Exercise: Please retype the data in full and exactly; the pictures are not part of the copy.

Records:
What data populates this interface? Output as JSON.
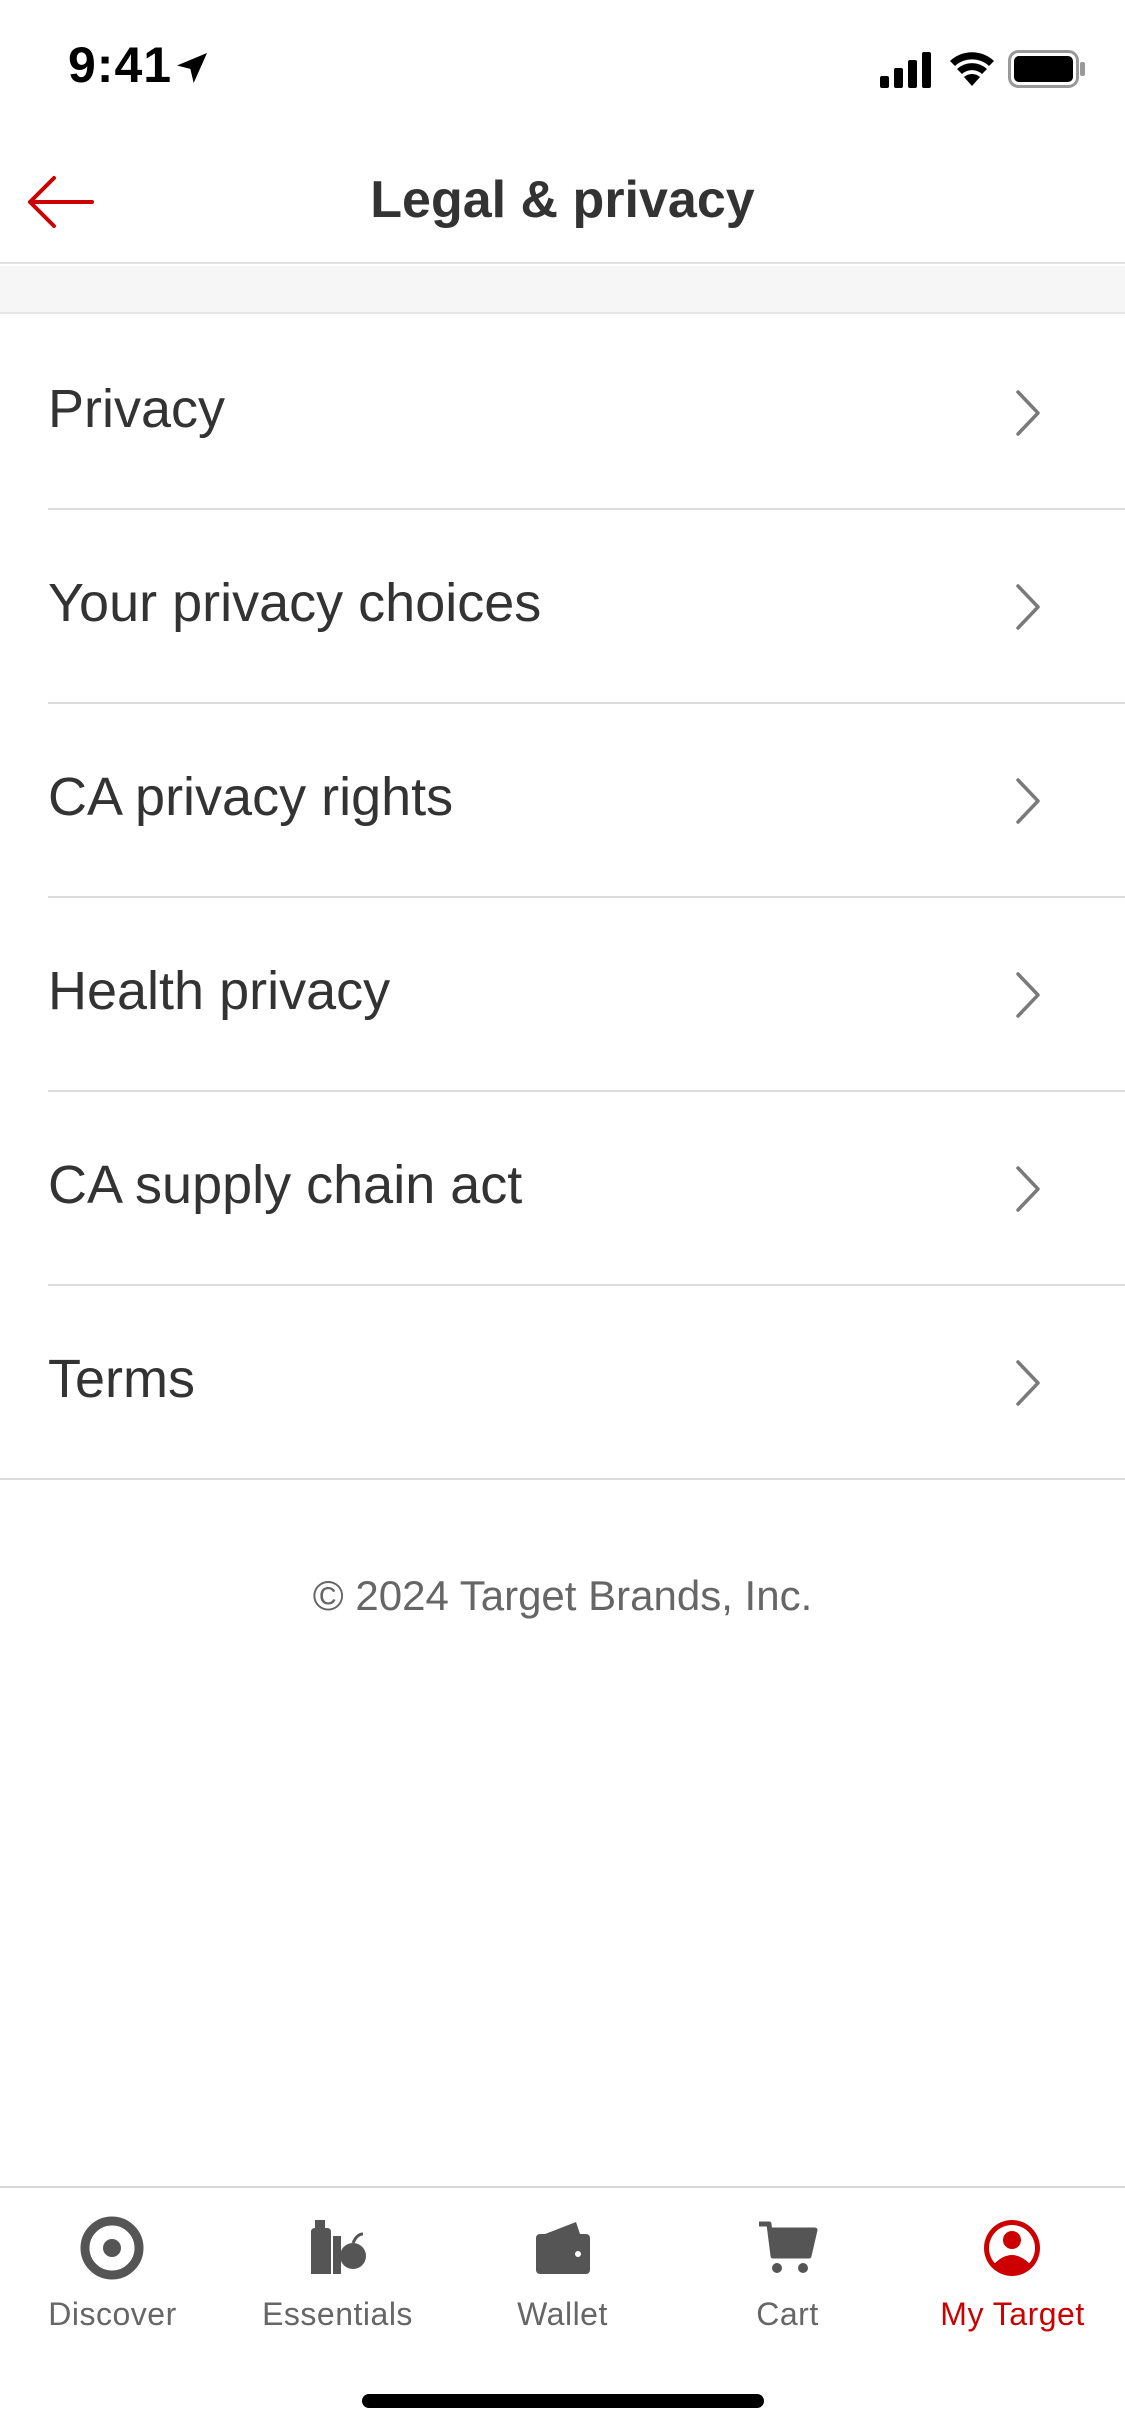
{
  "status": {
    "time": "9:41"
  },
  "header": {
    "title": "Legal & privacy"
  },
  "list": {
    "items": [
      {
        "label": "Privacy"
      },
      {
        "label": "Your privacy choices"
      },
      {
        "label": "CA privacy rights"
      },
      {
        "label": "Health privacy"
      },
      {
        "label": "CA supply chain act"
      },
      {
        "label": "Terms"
      }
    ]
  },
  "footer": {
    "copyright": "© 2024 Target Brands, Inc."
  },
  "tabs": [
    {
      "label": "Discover",
      "icon": "target-bullseye-icon"
    },
    {
      "label": "Essentials",
      "icon": "essentials-icon"
    },
    {
      "label": "Wallet",
      "icon": "wallet-icon"
    },
    {
      "label": "Cart",
      "icon": "cart-icon"
    },
    {
      "label": "My Target",
      "icon": "profile-icon",
      "active": true
    }
  ],
  "colors": {
    "accent": "#cc0000",
    "text": "#333333",
    "muted": "#666666",
    "divider": "#dcdcdc"
  }
}
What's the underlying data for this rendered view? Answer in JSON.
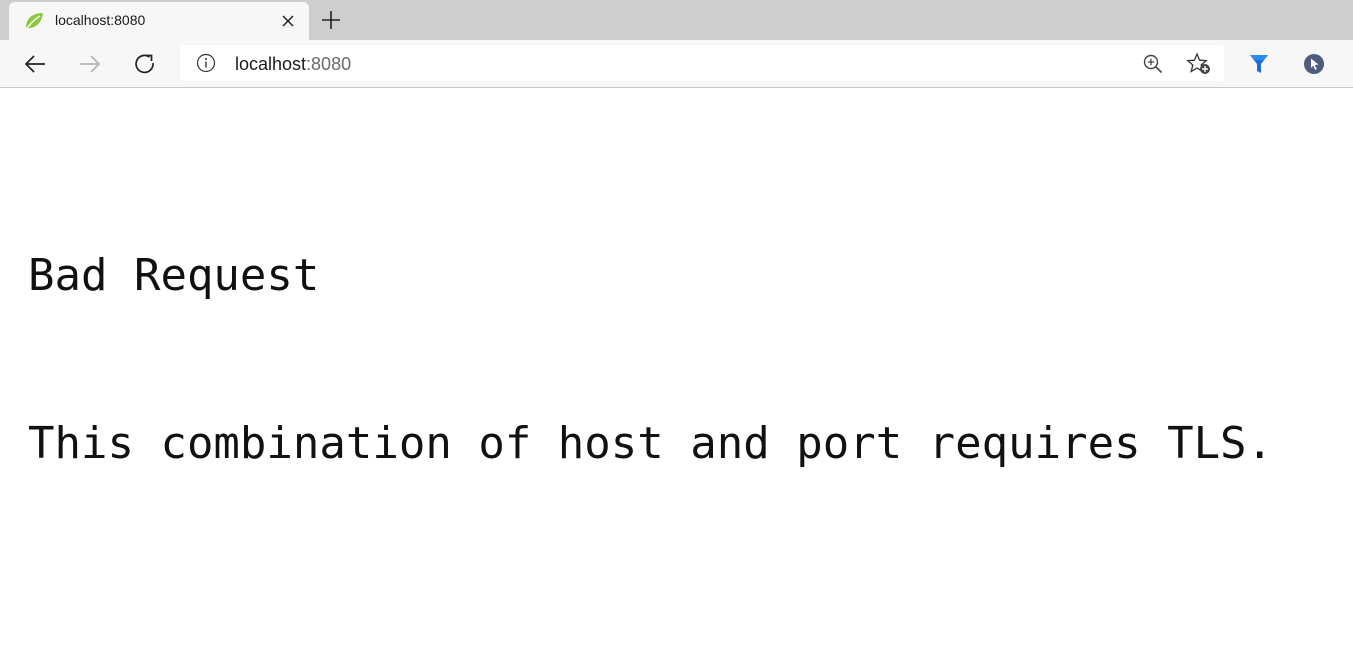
{
  "browser": {
    "tab": {
      "title": "localhost:8080",
      "favicon": "spring-leaf-icon"
    },
    "new_tab_icon": "plus-icon",
    "toolbar": {
      "back_icon": "back-arrow-icon",
      "forward_icon": "forward-arrow-icon",
      "reload_icon": "reload-icon",
      "address": {
        "host": "localhost",
        "port": ":8080",
        "site_info_icon": "info-icon"
      },
      "zoom_icon": "zoom-in-icon",
      "favorites_icon": "add-favorite-icon",
      "extensions": [
        "filter-funnel-icon",
        "cursor-circle-icon"
      ]
    }
  },
  "page": {
    "heading": "Bad Request",
    "message": "This combination of host and port requires TLS."
  },
  "colors": {
    "tabstrip": "#cecece",
    "toolbar": "#f7f7f7",
    "leaf": "#8dc63f",
    "ext_blue": "#1e6fd9",
    "ext_slate": "#4d5d7d"
  }
}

Task solution:
What data populates this interface? Output as JSON.
{
  "status": {
    "time": "9:41"
  },
  "header": {
    "title": "Legal & privacy"
  },
  "list": {
    "items": [
      {
        "label": "Privacy"
      },
      {
        "label": "Your privacy choices"
      },
      {
        "label": "CA privacy rights"
      },
      {
        "label": "Health privacy"
      },
      {
        "label": "CA supply chain act"
      },
      {
        "label": "Terms"
      }
    ]
  },
  "footer": {
    "copyright": "© 2024 Target Brands, Inc."
  },
  "tabs": [
    {
      "label": "Discover",
      "icon": "target-bullseye-icon"
    },
    {
      "label": "Essentials",
      "icon": "essentials-icon"
    },
    {
      "label": "Wallet",
      "icon": "wallet-icon"
    },
    {
      "label": "Cart",
      "icon": "cart-icon"
    },
    {
      "label": "My Target",
      "icon": "profile-icon",
      "active": true
    }
  ],
  "colors": {
    "accent": "#cc0000",
    "text": "#333333",
    "muted": "#666666",
    "divider": "#dcdcdc"
  }
}
What's the underlying data for this rendered view? Answer in JSON.
{
  "browser": {
    "tab": {
      "title": "localhost:8080",
      "favicon": "spring-leaf-icon"
    },
    "new_tab_icon": "plus-icon",
    "toolbar": {
      "back_icon": "back-arrow-icon",
      "forward_icon": "forward-arrow-icon",
      "reload_icon": "reload-icon",
      "address": {
        "host": "localhost",
        "port": ":8080",
        "site_info_icon": "info-icon"
      },
      "zoom_icon": "zoom-in-icon",
      "favorites_icon": "add-favorite-icon",
      "extensions": [
        "filter-funnel-icon",
        "cursor-circle-icon"
      ]
    }
  },
  "page": {
    "heading": "Bad Request",
    "message": "This combination of host and port requires TLS."
  },
  "colors": {
    "tabstrip": "#cecece",
    "toolbar": "#f7f7f7",
    "leaf": "#8dc63f",
    "ext_blue": "#1e6fd9",
    "ext_slate": "#4d5d7d"
  }
}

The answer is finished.